Take a bed sheet and stretch it out tight at all four corners, now drop a basket ball in the middle. The curve that you see the sheet make is what a gravity funnel looks like. The satellite continues to be bound to the planet because it is in this gravity funnel.

Escaping this gravity funnel takes incredible velocity. Appropriately it is called the escape velocity. Earth has an escape velocity of 11,186 m/s or about 40,000 Km/h. At that speed any object will be able to escape the Earth’s gravitational funnel. The moon moves at a speed that is slower than escape velocity (at about 3,683 Km/h) which is why although it is 384,000 Kms away it is still bound to the planet.
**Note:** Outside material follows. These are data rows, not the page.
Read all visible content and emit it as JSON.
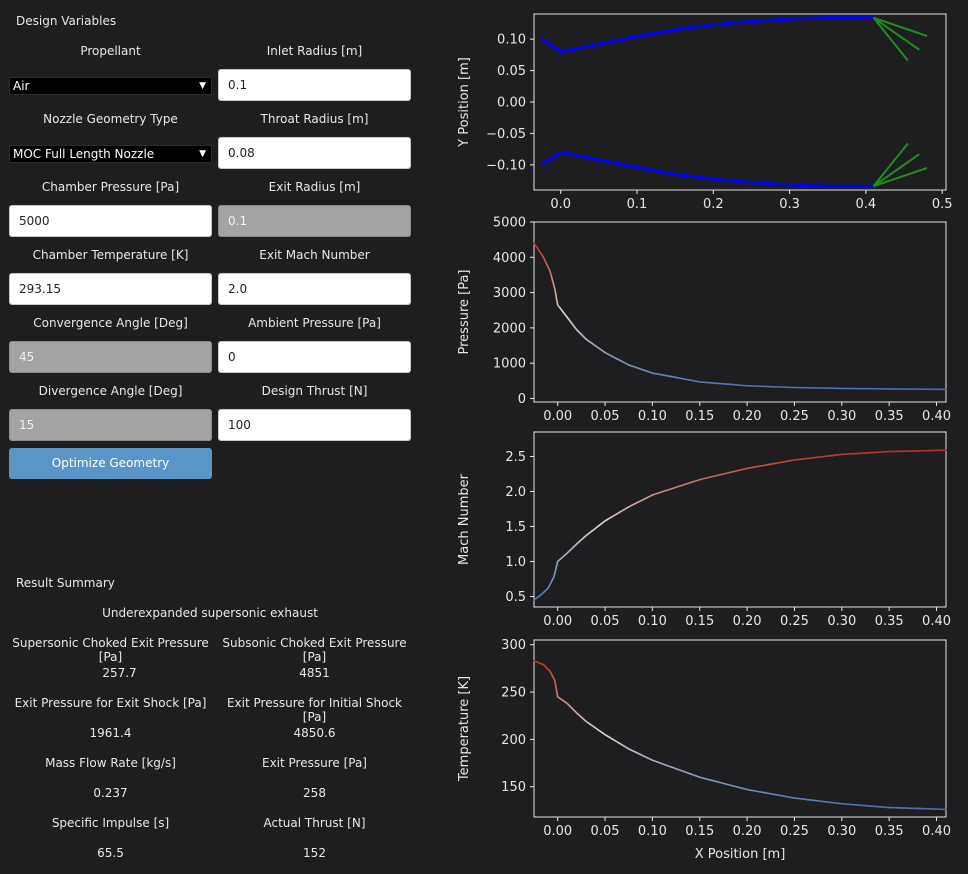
{
  "design": {
    "title": "Design Variables",
    "propellant_label": "Propellant",
    "propellant_value": "Air",
    "inlet_radius_label": "Inlet Radius [m]",
    "inlet_radius_value": "0.1",
    "geometry_label": "Nozzle Geometry Type",
    "geometry_value": "MOC Full Length Nozzle",
    "throat_radius_label": "Throat Radius [m]",
    "throat_radius_value": "0.08",
    "chamber_pressure_label": "Chamber Pressure [Pa]",
    "chamber_pressure_value": "5000",
    "exit_radius_label": "Exit Radius [m]",
    "exit_radius_value": "0.1",
    "chamber_temp_label": "Chamber Temperature [K]",
    "chamber_temp_value": "293.15",
    "exit_mach_label": "Exit Mach Number",
    "exit_mach_value": "2.0",
    "convergence_label": "Convergence Angle [Deg]",
    "convergence_value": "45",
    "ambient_pressure_label": "Ambient Pressure [Pa]",
    "ambient_pressure_value": "0",
    "divergence_label": "Divergence Angle [Deg]",
    "divergence_value": "15",
    "design_thrust_label": "Design Thrust [N]",
    "design_thrust_value": "100",
    "optimize_button": "Optimize Geometry"
  },
  "results": {
    "title": "Result Summary",
    "status": "Underexpanded supersonic exhaust",
    "sup_choked_label": "Supersonic Choked Exit Pressure [Pa]",
    "sup_choked_value": "257.7",
    "sub_choked_label": "Subsonic Choked Exit Pressure [Pa]",
    "sub_choked_value": "4851",
    "exit_shock_label": "Exit Pressure for Exit Shock [Pa]",
    "exit_shock_value": "1961.4",
    "initial_shock_label": "Exit Pressure for Initial Shock [Pa]",
    "initial_shock_value": "4850.6",
    "mass_flow_label": "Mass Flow Rate [kg/s]",
    "mass_flow_value": "0.237",
    "exit_pressure_label": "Exit Pressure [Pa]",
    "exit_pressure_value": "258",
    "isp_label": "Specific Impulse [s]",
    "isp_value": "65.5",
    "thrust_label": "Actual Thrust [N]",
    "thrust_value": "152"
  },
  "colors": {
    "background": "#1e1e21",
    "contour": "#0000ff",
    "characteristics": "#228b22",
    "hot": "#b43024",
    "neutral": "#d9d4c8",
    "cold": "#4a6fb0"
  },
  "chart_data": [
    {
      "type": "line",
      "ylabel": "Y Position [m]",
      "xlim": [
        -0.035,
        0.505
      ],
      "ylim": [
        -0.14,
        0.14
      ],
      "xticks": [
        0.0,
        0.1,
        0.2,
        0.3,
        0.4,
        0.5
      ],
      "xtick_labels": [
        "0.0",
        "0.1",
        "0.2",
        "0.3",
        "0.4",
        "0.5"
      ],
      "yticks": [
        0.1,
        0.05,
        0.0,
        -0.05,
        -0.1
      ],
      "ytick_labels": [
        "0.10",
        "0.05",
        "0.00",
        "−0.05",
        "−0.10"
      ],
      "series": [
        {
          "x": [
            -0.025,
            0.0,
            0.05,
            0.1,
            0.15,
            0.2,
            0.25,
            0.3,
            0.35,
            0.41
          ],
          "y": [
            0.1,
            0.08,
            0.092,
            0.104,
            0.115,
            0.123,
            0.128,
            0.132,
            0.134,
            0.134
          ]
        },
        {
          "x": [
            -0.025,
            0.0,
            0.05,
            0.1,
            0.15,
            0.2,
            0.25,
            0.3,
            0.35,
            0.41
          ],
          "y": [
            -0.1,
            -0.08,
            -0.092,
            -0.104,
            -0.115,
            -0.123,
            -0.128,
            -0.132,
            -0.134,
            -0.134
          ]
        }
      ],
      "characteristic_lines": [
        {
          "x": [
            0.41,
            0.48
          ],
          "y": [
            0.134,
            0.105
          ]
        },
        {
          "x": [
            0.41,
            0.47
          ],
          "y": [
            0.134,
            0.083
          ]
        },
        {
          "x": [
            0.41,
            0.455
          ],
          "y": [
            0.134,
            0.066
          ]
        },
        {
          "x": [
            0.41,
            0.48
          ],
          "y": [
            -0.134,
            -0.105
          ]
        },
        {
          "x": [
            0.41,
            0.47
          ],
          "y": [
            -0.134,
            -0.083
          ]
        },
        {
          "x": [
            0.41,
            0.455
          ],
          "y": [
            -0.134,
            -0.066
          ]
        }
      ]
    },
    {
      "type": "line",
      "ylabel": "Pressure [Pa]",
      "xlim": [
        -0.025,
        0.41
      ],
      "ylim": [
        -100,
        5000
      ],
      "xticks": [
        0.0,
        0.05,
        0.1,
        0.15,
        0.2,
        0.25,
        0.3,
        0.35,
        0.4
      ],
      "xtick_labels": [
        "0.00",
        "0.05",
        "0.10",
        "0.15",
        "0.20",
        "0.25",
        "0.30",
        "0.35",
        "0.40"
      ],
      "yticks": [
        0,
        1000,
        2000,
        3000,
        4000,
        5000
      ],
      "ytick_labels": [
        "0",
        "1000",
        "2000",
        "3000",
        "4000",
        "5000"
      ],
      "x": [
        -0.025,
        -0.015,
        -0.008,
        -0.003,
        0.0,
        0.01,
        0.02,
        0.03,
        0.05,
        0.075,
        0.1,
        0.15,
        0.2,
        0.25,
        0.3,
        0.35,
        0.41
      ],
      "y": [
        4400,
        4000,
        3600,
        3100,
        2650,
        2300,
        1950,
        1680,
        1300,
        950,
        720,
        470,
        360,
        310,
        285,
        270,
        258
      ],
      "color_by": "temperature"
    },
    {
      "type": "line",
      "ylabel": "Mach Number",
      "xlim": [
        -0.025,
        0.41
      ],
      "ylim": [
        0.35,
        2.85
      ],
      "xticks": [
        0.0,
        0.05,
        0.1,
        0.15,
        0.2,
        0.25,
        0.3,
        0.35,
        0.4
      ],
      "xtick_labels": [
        "0.00",
        "0.05",
        "0.10",
        "0.15",
        "0.20",
        "0.25",
        "0.30",
        "0.35",
        "0.40"
      ],
      "yticks": [
        0.5,
        1.0,
        1.5,
        2.0,
        2.5
      ],
      "ytick_labels": [
        "0.5",
        "1.0",
        "1.5",
        "2.0",
        "2.5"
      ],
      "x": [
        -0.025,
        -0.018,
        -0.01,
        -0.004,
        0.0,
        0.01,
        0.02,
        0.03,
        0.05,
        0.075,
        0.1,
        0.15,
        0.2,
        0.25,
        0.3,
        0.35,
        0.41
      ],
      "y": [
        0.45,
        0.52,
        0.62,
        0.78,
        1.0,
        1.12,
        1.25,
        1.37,
        1.58,
        1.78,
        1.95,
        2.17,
        2.33,
        2.45,
        2.53,
        2.57,
        2.59
      ],
      "color_by": "mach"
    },
    {
      "type": "line",
      "ylabel": "Temperature [K]",
      "xlabel": "X Position [m]",
      "xlim": [
        -0.025,
        0.41
      ],
      "ylim": [
        118,
        305
      ],
      "xticks": [
        0.0,
        0.05,
        0.1,
        0.15,
        0.2,
        0.25,
        0.3,
        0.35,
        0.4
      ],
      "xtick_labels": [
        "0.00",
        "0.05",
        "0.10",
        "0.15",
        "0.20",
        "0.25",
        "0.30",
        "0.35",
        "0.40"
      ],
      "yticks": [
        150,
        200,
        250,
        300
      ],
      "ytick_labels": [
        "150",
        "200",
        "250",
        "300"
      ],
      "x": [
        -0.025,
        -0.015,
        -0.008,
        -0.003,
        0.0,
        0.01,
        0.02,
        0.03,
        0.05,
        0.075,
        0.1,
        0.15,
        0.2,
        0.25,
        0.3,
        0.35,
        0.41
      ],
      "y": [
        283,
        279,
        272,
        262,
        245,
        238,
        228,
        219,
        205,
        190,
        178,
        160,
        147,
        138,
        132,
        128,
        126
      ],
      "color_by": "temperature"
    }
  ]
}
If we have to send people to Mars, we need to be able to make them travel faster than 40,000 Km/h to escape the Earth’s gravitation and move beyond the planet.


Now that we understand space… Going back.


Soviet Space Program


The birth of space age took place when Soviet pioneered into space by launching the first man made artificial satellite. On October 4, 1957  Soviet engineers made history by launching Sputnik 1 into the orbit. This orbited the earth for 3 months. Although the satellite wasn’t equipped with sensors, it provided the scientists with valuable information.



Source : Wikipedia


This was the stepping stone to the future of advanced rocketry. November 3 1958 just a couple of weeks later Soviet launched a second satellite into space, Sputnik 2. It was a lot more bigger and heavier that Sputnik 1 and it also carried a passenger, a dog named Laika.

On April 12, 1961 Soviet beat the U.S by sending the first man to outer space, Yuri Gagarin. Yuri Alekseyevich Gagarin was a Soviet pilot and Cosmonaut. He remained in space for close to two hours. The Vostok was the first human spacecraft to be built by the Soviet Union.

The spacecraft was a part of the Vostok programme. It used a dual design. It was used as a manned spaceflight and also as a camera platform. It was initially used only as a manned spaceflight but based on its design the later models were used as spy satellites. The entire spacecraft was built due to the combined efforts of engineers and scientists which was led by the Soviet Union’s pioneer aerospace engineer, Segei P Korolev. 


The United States space program

Seeing the Soviet Union launch their first satellite, the Americans did not want to fall behind in the race against their rival. Since NACA (National Advisory Committee For Aeronautics)was founded during the war years to accelerate the effort to develop planes, in 1958 NACA became NASA, an independent agency of the executive branch of the United States federal government. It is  responsible for the civilian space program as well as aeronautics and aerospace research.

On January 31st 1958, U.S launched its first satellite into space, Explorer 1. It was the first spacecraft to detect Van Allen Radiation Belt. Although they did face a series of unsuccessful launches before this.

An image of Explorer 1


In May of 1961, President John F Kennedy declared that America would put a man on the moon by the end of the decade. On July 20th 1969 NASA achieved that goal by successfully completing the Apollo 11 mission. Apollo 11 was the first manned mission to land on the moon. Neil Armstrong,  Buzz Aldrin and Michael Collins were the astronauts who were a part of this mission. Armstrong and Aldrin took the lunar module to the moon. These were the first steps ever taken by humans on extra-terrestrial surface.


Apollo 11 Crew 

(From left to right – Michael Collins, Neil Armstrong and Edwin E. “Buzz” Aldrin) 

This was a breakthrough for the Americans as no one else had achieved this in the history of mankind.

Looking at the successes of the Russians and the Americans several countries formed their own space agencies with an eye of economic use of space from the perspective of communications and remote sensing as well as from the perspective of space exploration.

The combined effort of all of these agencies has made us all the more richer in terms of our understanding of space and the solar system in general. Here is a list of landers that we put on all the rocks floating in the solar system.